### Assignment
What's wanted is each entry repeated verbatim, minus its images.

### Supplied material
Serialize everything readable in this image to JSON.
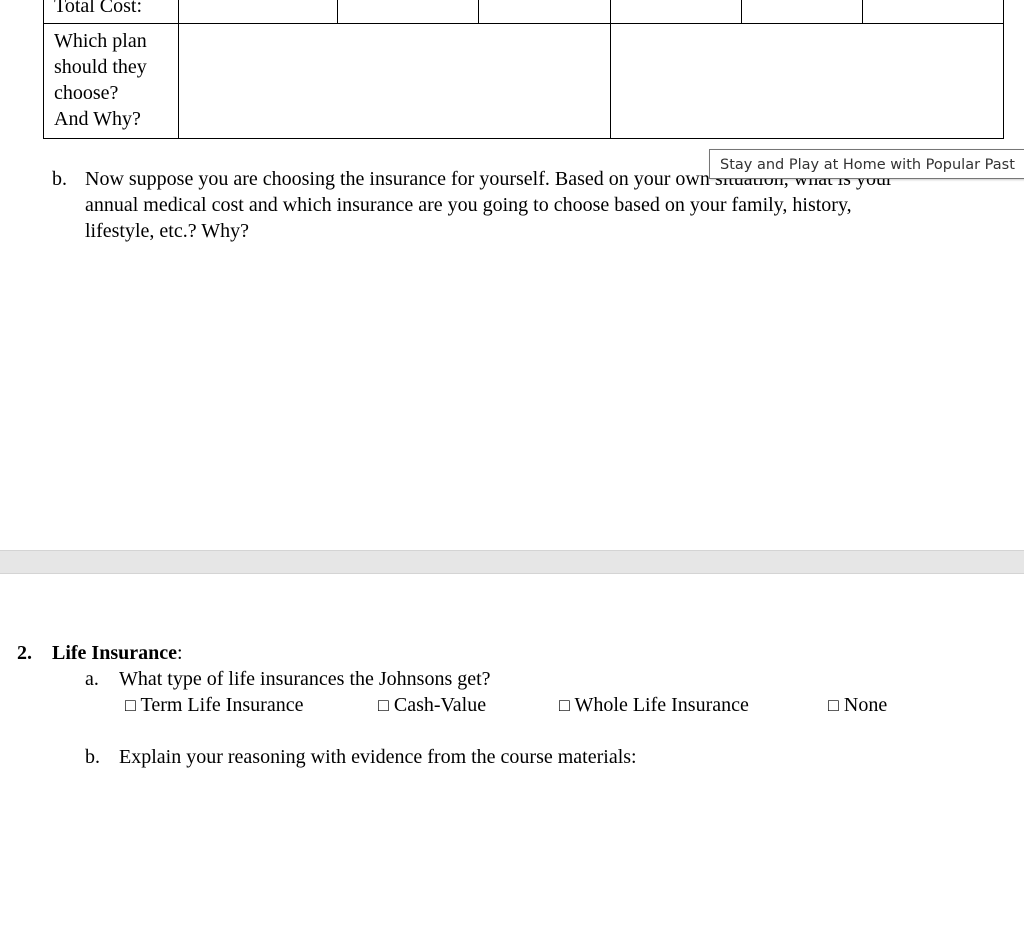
{
  "table": {
    "prev_row_label": "Total Cost:",
    "choose_row_label_lines": [
      "Which plan",
      "should they",
      "choose?",
      "And Why?"
    ]
  },
  "question_b1": {
    "marker": "b.",
    "lines": [
      "Now suppose you are choosing the insurance for yourself. Based on your own situation, what is your",
      "annual medical cost and which insurance are you going to choose based on your family, history,",
      "lifestyle, etc.?  Why?"
    ]
  },
  "tooltip": {
    "text": "Stay and Play at Home with Popular Past"
  },
  "section2": {
    "number": "2.",
    "title": "Life Insurance",
    "colon": ":",
    "qa": {
      "marker": "a.",
      "text": "What type of life insurances the Johnsons get?"
    },
    "options": [
      "Term Life Insurance",
      "Cash-Value",
      "Whole Life Insurance",
      "None"
    ],
    "checkbox_glyph": "□",
    "qb": {
      "marker": "b.",
      "text": "Explain your reasoning with evidence from the course materials:"
    }
  }
}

### Written answer
Serialize everything readable in this image to JSON.
{
  "table": {
    "prev_row_label": "Total Cost:",
    "choose_row_label_lines": [
      "Which plan",
      "should they",
      "choose?",
      "And Why?"
    ]
  },
  "question_b1": {
    "marker": "b.",
    "lines": [
      "Now suppose you are choosing the insurance for yourself. Based on your own situation, what is your",
      "annual medical cost and which insurance are you going to choose based on your family, history,",
      "lifestyle, etc.?  Why?"
    ]
  },
  "tooltip": {
    "text": "Stay and Play at Home with Popular Past"
  },
  "section2": {
    "number": "2.",
    "title": "Life Insurance",
    "colon": ":",
    "qa": {
      "marker": "a.",
      "text": "What type of life insurances the Johnsons get?"
    },
    "options": [
      "Term Life Insurance",
      "Cash-Value",
      "Whole Life Insurance",
      "None"
    ],
    "checkbox_glyph": "□",
    "qb": {
      "marker": "b.",
      "text": "Explain your reasoning with evidence from the course materials:"
    }
  }
}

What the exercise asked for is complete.